Segment Start: INFORMATION SUPPLIED

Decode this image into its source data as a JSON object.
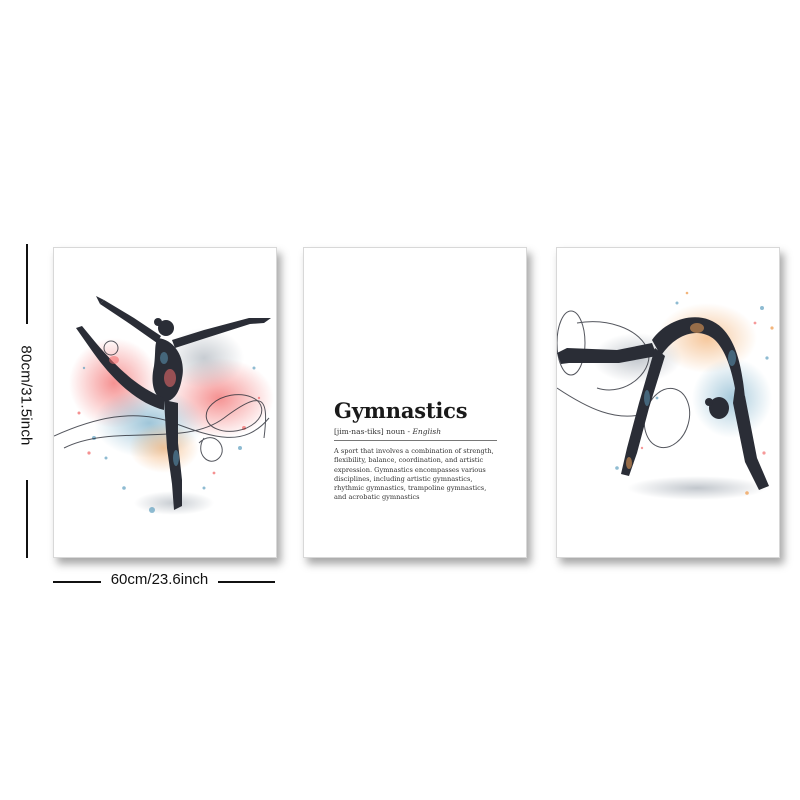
{
  "dimensions": {
    "height_label": "80cm/31.5inch",
    "width_label": "60cm/23.6inch"
  },
  "panels": {
    "left": {
      "image": "watercolor-gymnast-arabesque-ribbon"
    },
    "middle": {
      "title": "Gymnastics",
      "pronunciation": "[jim-nas-tiks]",
      "part_of_speech": "noun",
      "separator": " - ",
      "language": "English",
      "definition": "A sport that involves a combination of strength, flexibility, balance, coordination, and artistic expression. Gymnastics encompasses various disciplines, including artistic gymnastics, rhythmic gymnastics, trampoline gymnastics, and acrobatic gymnastics"
    },
    "right": {
      "image": "watercolor-gymnast-backbend-ribbon"
    }
  },
  "colors": {
    "figure": "#2a2d36",
    "splash_red": "#f26d6d",
    "splash_blue": "#5f9fbf",
    "splash_orange": "#f0a25a",
    "background": "#ffffff"
  }
}
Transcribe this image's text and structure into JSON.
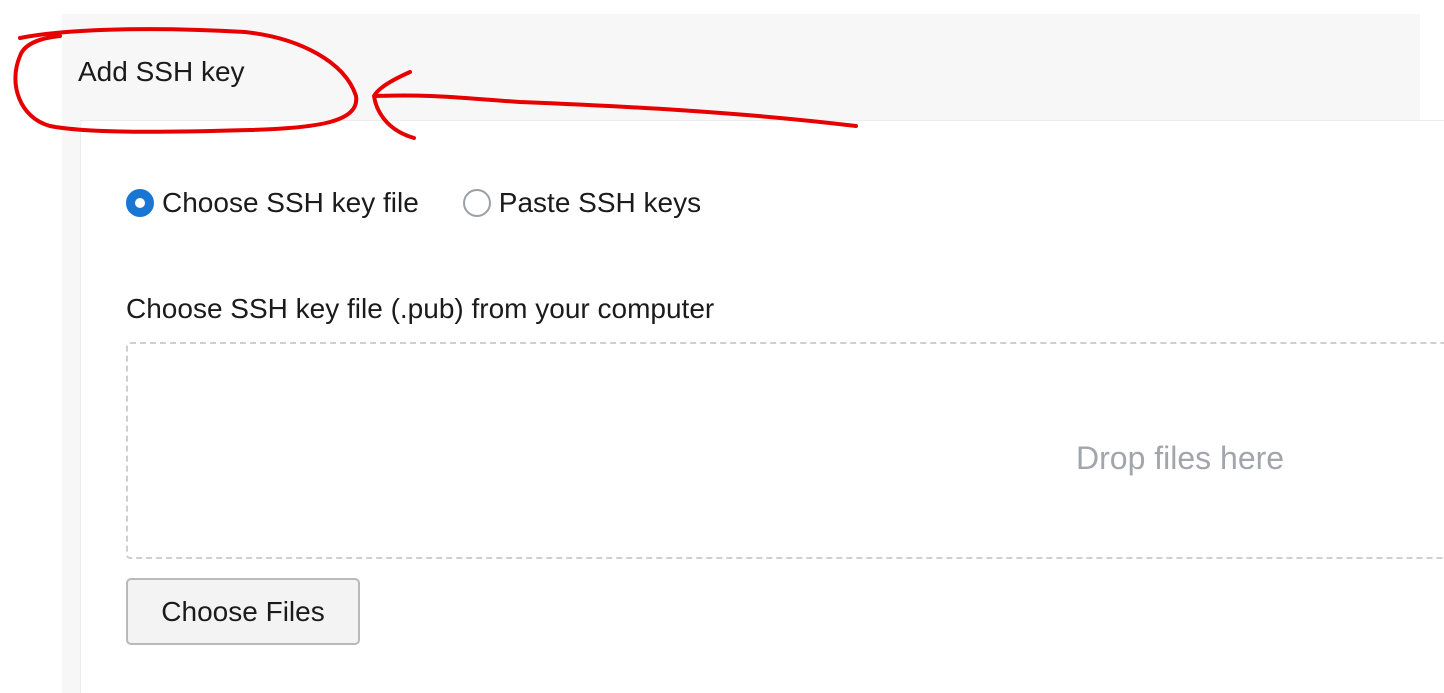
{
  "panel": {
    "title": "Add SSH key"
  },
  "key_source": {
    "options": [
      {
        "label": "Choose SSH key file",
        "selected": true
      },
      {
        "label": "Paste SSH keys",
        "selected": false
      }
    ]
  },
  "file_upload": {
    "label": "Choose SSH key file (.pub) from your computer",
    "drop_text": "Drop files here",
    "button_label": "Choose Files"
  },
  "colors": {
    "accent": "#1976d2",
    "annotation": "#e60000",
    "header_background": "#f7f7f7",
    "placeholder_text": "#a2a6ab"
  }
}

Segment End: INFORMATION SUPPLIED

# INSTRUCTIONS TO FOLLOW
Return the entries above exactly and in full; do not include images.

# WRITTEN SOLUTION
Decode this image into its source data as a JSON object.
{
  "dimensions": {
    "height_label": "80cm/31.5inch",
    "width_label": "60cm/23.6inch"
  },
  "panels": {
    "left": {
      "image": "watercolor-gymnast-arabesque-ribbon"
    },
    "middle": {
      "title": "Gymnastics",
      "pronunciation": "[jim-nas-tiks]",
      "part_of_speech": "noun",
      "separator": " - ",
      "language": "English",
      "definition": "A sport that involves a combination of strength, flexibility, balance, coordination, and artistic expression. Gymnastics encompasses various disciplines, including artistic gymnastics, rhythmic gymnastics, trampoline gymnastics, and acrobatic gymnastics"
    },
    "right": {
      "image": "watercolor-gymnast-backbend-ribbon"
    }
  },
  "colors": {
    "figure": "#2a2d36",
    "splash_red": "#f26d6d",
    "splash_blue": "#5f9fbf",
    "splash_orange": "#f0a25a",
    "background": "#ffffff"
  }
}
Transcribe this image's text and structure into JSON.
{
  "panel": {
    "title": "Add SSH key"
  },
  "key_source": {
    "options": [
      {
        "label": "Choose SSH key file",
        "selected": true
      },
      {
        "label": "Paste SSH keys",
        "selected": false
      }
    ]
  },
  "file_upload": {
    "label": "Choose SSH key file (.pub) from your computer",
    "drop_text": "Drop files here",
    "button_label": "Choose Files"
  },
  "colors": {
    "accent": "#1976d2",
    "annotation": "#e60000",
    "header_background": "#f7f7f7",
    "placeholder_text": "#a2a6ab"
  }
}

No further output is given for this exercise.